Meanwhile, her poor mother becomes increasingly rattled and the boy's mother (a heartbreaking Eileen Heckart), stumbles around in a dipsomaniacal stupor, trying to understand the death of her son by making everyone uncomfortable, which is refreshing. Everyone should feel uncomfortable.
Though some have a tough time with The Bad Seed’s talkier sequences (especially when Rhoda’s not around), to me they are an intriguing look into ideas that would later be seriously considered in American life. They also point out how psychology can’t explain everything (hence, a bad seed) as the one woman (Breedlove) who brags of her knowledge, fails to sense anything wrong with a child who is, at the very least, self obsessed to the point of dangerous narcissism. Never mind she’s a murderer, she's an ungrateful, vapid manipulator.
And, the golden moments come, again, between Leroy and Rhoda who argue like two prison inmates waiting for lockdown, they're not gonna narc on each other. Though Rhoda finds him revolting, he’s the only adult who can actually frighten the child with his taunts of “stick blood hounds” or the dreaded electric chair, a fate he swears she'll meet. “They don’t send little girls to the electric chair!” Rhoda protests. “They don’t?” He answers. “They got a little blue chair for little boys and a little pink chair for little gals!”
Films like The Omen or The Good Son or Orphan have tried, but nothing compares to The Bad Seed, and no child actor has out-seeded McCormack (Nick Cave knows). Calm and cool, she can also rip into fits of rage that are both terrifying and hilarious. Perfectly balancing a disarmingly adult demeanor with the tantrums of a little girl, her performance is even more impressive in that it’s the blueprint. Where did McCormack learn this wonderful balance of over-theatrical camp with an icy, realistic serenity? And before John Waters became obsessed with her?

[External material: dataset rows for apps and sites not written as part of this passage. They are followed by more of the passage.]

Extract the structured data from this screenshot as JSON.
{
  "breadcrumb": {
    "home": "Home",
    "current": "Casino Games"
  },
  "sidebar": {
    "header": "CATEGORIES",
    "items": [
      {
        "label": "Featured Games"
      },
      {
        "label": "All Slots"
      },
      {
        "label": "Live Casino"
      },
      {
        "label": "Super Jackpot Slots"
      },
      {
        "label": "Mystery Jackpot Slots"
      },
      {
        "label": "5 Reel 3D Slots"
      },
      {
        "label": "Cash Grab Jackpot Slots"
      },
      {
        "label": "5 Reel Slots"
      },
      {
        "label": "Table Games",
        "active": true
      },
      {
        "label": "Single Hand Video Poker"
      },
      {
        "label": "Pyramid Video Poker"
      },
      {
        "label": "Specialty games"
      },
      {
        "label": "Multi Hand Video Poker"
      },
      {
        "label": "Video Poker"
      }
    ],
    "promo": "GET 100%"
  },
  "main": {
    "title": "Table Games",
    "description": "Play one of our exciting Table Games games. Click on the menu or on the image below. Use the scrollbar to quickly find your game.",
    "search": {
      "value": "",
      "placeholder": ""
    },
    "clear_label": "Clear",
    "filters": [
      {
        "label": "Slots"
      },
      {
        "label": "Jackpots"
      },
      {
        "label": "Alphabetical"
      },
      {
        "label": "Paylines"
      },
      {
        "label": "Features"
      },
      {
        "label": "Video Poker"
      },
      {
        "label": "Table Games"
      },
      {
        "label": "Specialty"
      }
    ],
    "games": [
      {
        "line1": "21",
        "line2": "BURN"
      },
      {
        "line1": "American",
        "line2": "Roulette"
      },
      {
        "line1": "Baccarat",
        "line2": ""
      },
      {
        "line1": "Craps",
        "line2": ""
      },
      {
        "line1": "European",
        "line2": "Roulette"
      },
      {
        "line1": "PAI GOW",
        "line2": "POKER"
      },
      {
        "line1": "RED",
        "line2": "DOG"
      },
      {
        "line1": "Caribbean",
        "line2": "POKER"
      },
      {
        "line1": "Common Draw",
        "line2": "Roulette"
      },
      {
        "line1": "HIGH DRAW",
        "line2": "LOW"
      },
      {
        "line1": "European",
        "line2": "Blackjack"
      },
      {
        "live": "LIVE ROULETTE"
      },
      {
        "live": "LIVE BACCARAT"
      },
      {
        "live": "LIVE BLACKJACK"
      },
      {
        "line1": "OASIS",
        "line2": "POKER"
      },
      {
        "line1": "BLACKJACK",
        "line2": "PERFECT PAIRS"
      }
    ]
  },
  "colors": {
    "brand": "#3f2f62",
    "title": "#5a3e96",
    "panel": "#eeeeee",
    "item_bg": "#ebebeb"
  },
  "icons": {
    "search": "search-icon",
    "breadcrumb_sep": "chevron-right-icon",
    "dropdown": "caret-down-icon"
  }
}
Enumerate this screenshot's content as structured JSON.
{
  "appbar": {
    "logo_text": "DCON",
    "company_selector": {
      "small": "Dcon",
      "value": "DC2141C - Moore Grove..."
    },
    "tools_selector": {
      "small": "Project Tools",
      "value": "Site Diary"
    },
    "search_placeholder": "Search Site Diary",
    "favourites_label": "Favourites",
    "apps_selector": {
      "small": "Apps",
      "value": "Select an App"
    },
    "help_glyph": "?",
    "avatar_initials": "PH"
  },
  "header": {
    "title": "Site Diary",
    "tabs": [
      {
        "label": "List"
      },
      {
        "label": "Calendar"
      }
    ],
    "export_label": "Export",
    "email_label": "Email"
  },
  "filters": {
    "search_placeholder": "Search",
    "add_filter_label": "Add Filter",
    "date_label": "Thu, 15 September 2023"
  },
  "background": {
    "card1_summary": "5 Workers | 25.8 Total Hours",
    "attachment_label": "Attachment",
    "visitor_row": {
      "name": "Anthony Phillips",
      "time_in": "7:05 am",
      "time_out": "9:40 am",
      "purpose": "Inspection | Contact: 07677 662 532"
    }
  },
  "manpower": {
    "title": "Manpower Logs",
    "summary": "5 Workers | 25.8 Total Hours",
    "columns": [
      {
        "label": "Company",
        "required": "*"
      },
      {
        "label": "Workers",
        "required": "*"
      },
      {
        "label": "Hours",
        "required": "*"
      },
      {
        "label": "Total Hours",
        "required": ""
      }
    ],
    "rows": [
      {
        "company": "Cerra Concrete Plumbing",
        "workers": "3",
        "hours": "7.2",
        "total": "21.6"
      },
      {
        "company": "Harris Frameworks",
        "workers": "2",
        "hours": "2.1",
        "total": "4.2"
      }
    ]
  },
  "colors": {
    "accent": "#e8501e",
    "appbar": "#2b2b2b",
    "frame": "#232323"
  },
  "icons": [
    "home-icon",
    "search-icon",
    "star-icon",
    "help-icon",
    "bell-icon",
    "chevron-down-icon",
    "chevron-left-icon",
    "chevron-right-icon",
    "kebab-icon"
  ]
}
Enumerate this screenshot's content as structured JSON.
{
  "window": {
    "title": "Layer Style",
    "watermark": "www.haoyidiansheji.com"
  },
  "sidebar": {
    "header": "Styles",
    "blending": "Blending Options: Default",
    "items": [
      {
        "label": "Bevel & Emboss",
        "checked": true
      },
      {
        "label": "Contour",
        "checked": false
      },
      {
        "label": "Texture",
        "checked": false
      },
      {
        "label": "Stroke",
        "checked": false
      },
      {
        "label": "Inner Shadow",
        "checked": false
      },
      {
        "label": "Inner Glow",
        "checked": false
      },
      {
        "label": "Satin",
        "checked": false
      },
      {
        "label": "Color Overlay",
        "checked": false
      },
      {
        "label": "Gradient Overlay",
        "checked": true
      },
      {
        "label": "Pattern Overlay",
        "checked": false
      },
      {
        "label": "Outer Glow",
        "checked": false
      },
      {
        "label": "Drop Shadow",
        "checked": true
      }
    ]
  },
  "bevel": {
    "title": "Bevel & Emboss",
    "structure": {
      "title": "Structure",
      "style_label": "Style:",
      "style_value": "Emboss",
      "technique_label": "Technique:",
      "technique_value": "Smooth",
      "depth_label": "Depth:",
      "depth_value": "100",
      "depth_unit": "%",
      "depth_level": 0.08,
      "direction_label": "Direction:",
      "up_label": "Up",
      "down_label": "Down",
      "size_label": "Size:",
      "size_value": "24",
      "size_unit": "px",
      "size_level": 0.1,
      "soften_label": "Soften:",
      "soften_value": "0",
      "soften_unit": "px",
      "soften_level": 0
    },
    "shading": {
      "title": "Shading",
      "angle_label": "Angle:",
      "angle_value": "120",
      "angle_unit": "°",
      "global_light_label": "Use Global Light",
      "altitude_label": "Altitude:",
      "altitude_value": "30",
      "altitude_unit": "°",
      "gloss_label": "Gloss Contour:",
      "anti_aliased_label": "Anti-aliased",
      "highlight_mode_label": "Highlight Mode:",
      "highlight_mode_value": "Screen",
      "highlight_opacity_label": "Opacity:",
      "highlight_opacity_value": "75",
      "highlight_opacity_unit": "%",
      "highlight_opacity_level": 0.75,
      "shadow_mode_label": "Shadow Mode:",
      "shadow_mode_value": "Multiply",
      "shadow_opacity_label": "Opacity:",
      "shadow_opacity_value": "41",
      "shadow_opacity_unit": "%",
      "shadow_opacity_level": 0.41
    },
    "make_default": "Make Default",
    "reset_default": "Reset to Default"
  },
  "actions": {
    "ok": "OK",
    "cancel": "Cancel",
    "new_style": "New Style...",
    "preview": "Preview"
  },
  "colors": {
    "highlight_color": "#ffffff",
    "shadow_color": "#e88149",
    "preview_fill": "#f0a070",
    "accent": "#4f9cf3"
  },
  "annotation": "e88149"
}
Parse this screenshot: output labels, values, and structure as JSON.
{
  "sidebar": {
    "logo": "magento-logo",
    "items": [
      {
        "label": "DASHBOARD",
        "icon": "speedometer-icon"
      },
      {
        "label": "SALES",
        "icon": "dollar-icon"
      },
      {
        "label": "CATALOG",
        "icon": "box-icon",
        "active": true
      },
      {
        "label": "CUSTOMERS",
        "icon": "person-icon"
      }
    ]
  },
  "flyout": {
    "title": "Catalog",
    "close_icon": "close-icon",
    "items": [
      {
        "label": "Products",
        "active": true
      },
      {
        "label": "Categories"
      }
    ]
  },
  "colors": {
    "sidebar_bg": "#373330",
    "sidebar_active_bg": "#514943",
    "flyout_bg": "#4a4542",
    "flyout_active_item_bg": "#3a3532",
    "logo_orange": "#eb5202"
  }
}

A first of its kind, the then shocking Bad Seed holds up, albeit with a tad more camp to some. Though I would say stylized and intriguingly formal, while also terrifying, touching and real, particularly in moments between mother and daughter. Nancy Kelly is superbly moving in her need to believe and her realization that she can't any longer. But the psychotic gusto of Rhoda! You hate her. You love her. And she's devilishly entertaining. Revel in her. Agree with Leroy who spits out: “I thought I saw some mean little gals in my time, but you're the meanest!” What a character. The itty bitty ultimate ice queen bitch goddess. Future Pretty Poison. The original Curse of Millhaven. "My hair is a-yellow and I'm always a-combing. La la la la La la la lie!"
Here's to ten. I can't imagine ten more but... perhaps. Perhaps. When I shut this pink thing down I'm hoping, well, I pray for that bolt of LeRoy lightning. It parts your hair, neat!
And here's Patty McCormack's 1957 single "Bubble Gum."